◆ **PROMPT**:
Give back every record below, character for character.

INFORMATION PROVIDED below:

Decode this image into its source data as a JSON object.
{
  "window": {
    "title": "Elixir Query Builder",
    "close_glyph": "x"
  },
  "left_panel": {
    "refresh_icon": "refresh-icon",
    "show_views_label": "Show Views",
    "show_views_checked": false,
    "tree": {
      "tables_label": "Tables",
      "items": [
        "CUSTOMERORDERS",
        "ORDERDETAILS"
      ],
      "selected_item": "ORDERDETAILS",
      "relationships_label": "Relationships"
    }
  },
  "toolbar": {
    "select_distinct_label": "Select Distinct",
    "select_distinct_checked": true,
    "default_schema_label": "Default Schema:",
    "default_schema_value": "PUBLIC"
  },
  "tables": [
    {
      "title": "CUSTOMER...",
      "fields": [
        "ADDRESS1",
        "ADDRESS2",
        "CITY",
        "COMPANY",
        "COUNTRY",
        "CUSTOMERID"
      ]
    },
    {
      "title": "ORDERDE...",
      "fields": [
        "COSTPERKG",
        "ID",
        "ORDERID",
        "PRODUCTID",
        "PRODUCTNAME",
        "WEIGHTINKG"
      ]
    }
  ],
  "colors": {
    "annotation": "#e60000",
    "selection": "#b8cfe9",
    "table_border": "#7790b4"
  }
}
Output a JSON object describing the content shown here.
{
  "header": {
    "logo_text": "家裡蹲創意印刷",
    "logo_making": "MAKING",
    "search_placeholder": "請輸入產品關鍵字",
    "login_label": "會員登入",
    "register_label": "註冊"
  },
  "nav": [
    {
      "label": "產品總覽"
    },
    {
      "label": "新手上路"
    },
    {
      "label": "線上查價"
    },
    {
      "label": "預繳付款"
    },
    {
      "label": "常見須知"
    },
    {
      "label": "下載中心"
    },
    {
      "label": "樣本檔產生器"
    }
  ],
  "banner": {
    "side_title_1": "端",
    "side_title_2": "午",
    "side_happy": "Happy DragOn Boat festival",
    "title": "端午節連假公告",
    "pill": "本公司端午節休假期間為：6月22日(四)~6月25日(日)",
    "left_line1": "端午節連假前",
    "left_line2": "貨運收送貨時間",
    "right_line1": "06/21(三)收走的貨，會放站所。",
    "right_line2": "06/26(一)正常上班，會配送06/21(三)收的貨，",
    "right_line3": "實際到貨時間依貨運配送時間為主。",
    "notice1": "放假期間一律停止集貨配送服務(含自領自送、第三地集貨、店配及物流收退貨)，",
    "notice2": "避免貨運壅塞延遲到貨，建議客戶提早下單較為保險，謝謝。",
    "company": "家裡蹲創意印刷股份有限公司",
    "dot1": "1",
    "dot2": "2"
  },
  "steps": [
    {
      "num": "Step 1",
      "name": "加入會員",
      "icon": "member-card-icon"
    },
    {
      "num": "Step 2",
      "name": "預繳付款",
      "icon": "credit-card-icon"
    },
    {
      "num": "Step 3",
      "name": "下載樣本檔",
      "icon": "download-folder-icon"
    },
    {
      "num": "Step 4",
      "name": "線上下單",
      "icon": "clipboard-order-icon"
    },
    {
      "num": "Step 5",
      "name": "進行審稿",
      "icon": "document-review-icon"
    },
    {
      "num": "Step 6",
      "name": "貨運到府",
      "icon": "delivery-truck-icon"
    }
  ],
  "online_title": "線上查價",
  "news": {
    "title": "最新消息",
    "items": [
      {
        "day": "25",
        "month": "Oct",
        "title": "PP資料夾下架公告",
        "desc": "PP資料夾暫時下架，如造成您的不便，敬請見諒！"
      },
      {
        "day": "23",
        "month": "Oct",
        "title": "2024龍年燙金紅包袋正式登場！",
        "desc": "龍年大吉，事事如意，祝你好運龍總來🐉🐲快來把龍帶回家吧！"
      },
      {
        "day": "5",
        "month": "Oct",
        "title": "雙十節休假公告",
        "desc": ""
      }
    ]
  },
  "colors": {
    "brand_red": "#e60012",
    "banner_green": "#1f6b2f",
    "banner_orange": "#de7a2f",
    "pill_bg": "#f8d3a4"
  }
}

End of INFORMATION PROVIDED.

◆ **REPLY TO THE TASK**:
Decode this image into its source data as a JSON object.
{
  "window": {
    "title": "Elixir Query Builder",
    "close_glyph": "x"
  },
  "left_panel": {
    "refresh_icon": "refresh-icon",
    "show_views_label": "Show Views",
    "show_views_checked": false,
    "tree": {
      "tables_label": "Tables",
      "items": [
        "CUSTOMERORDERS",
        "ORDERDETAILS"
      ],
      "selected_item": "ORDERDETAILS",
      "relationships_label": "Relationships"
    }
  },
  "toolbar": {
    "select_distinct_label": "Select Distinct",
    "select_distinct_checked": true,
    "default_schema_label": "Default Schema:",
    "default_schema_value": "PUBLIC"
  },
  "tables": [
    {
      "title": "CUSTOMER...",
      "fields": [
        "ADDRESS1",
        "ADDRESS2",
        "CITY",
        "COMPANY",
        "COUNTRY",
        "CUSTOMERID"
      ]
    },
    {
      "title": "ORDERDE...",
      "fields": [
        "COSTPERKG",
        "ID",
        "ORDERID",
        "PRODUCTID",
        "PRODUCTNAME",
        "WEIGHTINKG"
      ]
    }
  ],
  "colors": {
    "annotation": "#e60000",
    "selection": "#b8cfe9",
    "table_border": "#7790b4"
  }
}
Output a JSON object describing the content shown here.
{
  "header": {
    "logo_text": "家裡蹲創意印刷",
    "logo_making": "MAKING",
    "search_placeholder": "請輸入產品關鍵字",
    "login_label": "會員登入",
    "register_label": "註冊"
  },
  "nav": [
    {
      "label": "產品總覽"
    },
    {
      "label": "新手上路"
    },
    {
      "label": "線上查價"
    },
    {
      "label": "預繳付款"
    },
    {
      "label": "常見須知"
    },
    {
      "label": "下載中心"
    },
    {
      "label": "樣本檔產生器"
    }
  ],
  "banner": {
    "side_title_1": "端",
    "side_title_2": "午",
    "side_happy": "Happy DragOn Boat festival",
    "title": "端午節連假公告",
    "pill": "本公司端午節休假期間為：6月22日(四)~6月25日(日)",
    "left_line1": "端午節連假前",
    "left_line2": "貨運收送貨時間",
    "right_line1": "06/21(三)收走的貨，會放站所。",
    "right_line2": "06/26(一)正常上班，會配送06/21(三)收的貨，",
    "right_line3": "實際到貨時間依貨運配送時間為主。",
    "notice1": "放假期間一律停止集貨配送服務(含自領自送、第三地集貨、店配及物流收退貨)，",
    "notice2": "避免貨運壅塞延遲到貨，建議客戶提早下單較為保險，謝謝。",
    "company": "家裡蹲創意印刷股份有限公司",
    "dot1": "1",
    "dot2": "2"
  },
  "steps": [
    {
      "num": "Step 1",
      "name": "加入會員",
      "icon": "member-card-icon"
    },
    {
      "num": "Step 2",
      "name": "預繳付款",
      "icon": "credit-card-icon"
    },
    {
      "num": "Step 3",
      "name": "下載樣本檔",
      "icon": "download-folder-icon"
    },
    {
      "num": "Step 4",
      "name": "線上下單",
      "icon": "clipboard-order-icon"
    },
    {
      "num": "Step 5",
      "name": "進行審稿",
      "icon": "document-review-icon"
    },
    {
      "num": "Step 6",
      "name": "貨運到府",
      "icon": "delivery-truck-icon"
    }
  ],
  "online_title": "線上查價",
  "news": {
    "title": "最新消息",
    "items": [
      {
        "day": "25",
        "month": "Oct",
        "title": "PP資料夾下架公告",
        "desc": "PP資料夾暫時下架，如造成您的不便，敬請見諒！"
      },
      {
        "day": "23",
        "month": "Oct",
        "title": "2024龍年燙金紅包袋正式登場！",
        "desc": "龍年大吉，事事如意，祝你好運龍總來🐉🐲快來把龍帶回家吧！"
      },
      {
        "day": "5",
        "month": "Oct",
        "title": "雙十節休假公告",
        "desc": ""
      }
    ]
  },
  "colors": {
    "brand_red": "#e60012",
    "banner_green": "#1f6b2f",
    "banner_orange": "#de7a2f",
    "pill_bg": "#f8d3a4"
  }
}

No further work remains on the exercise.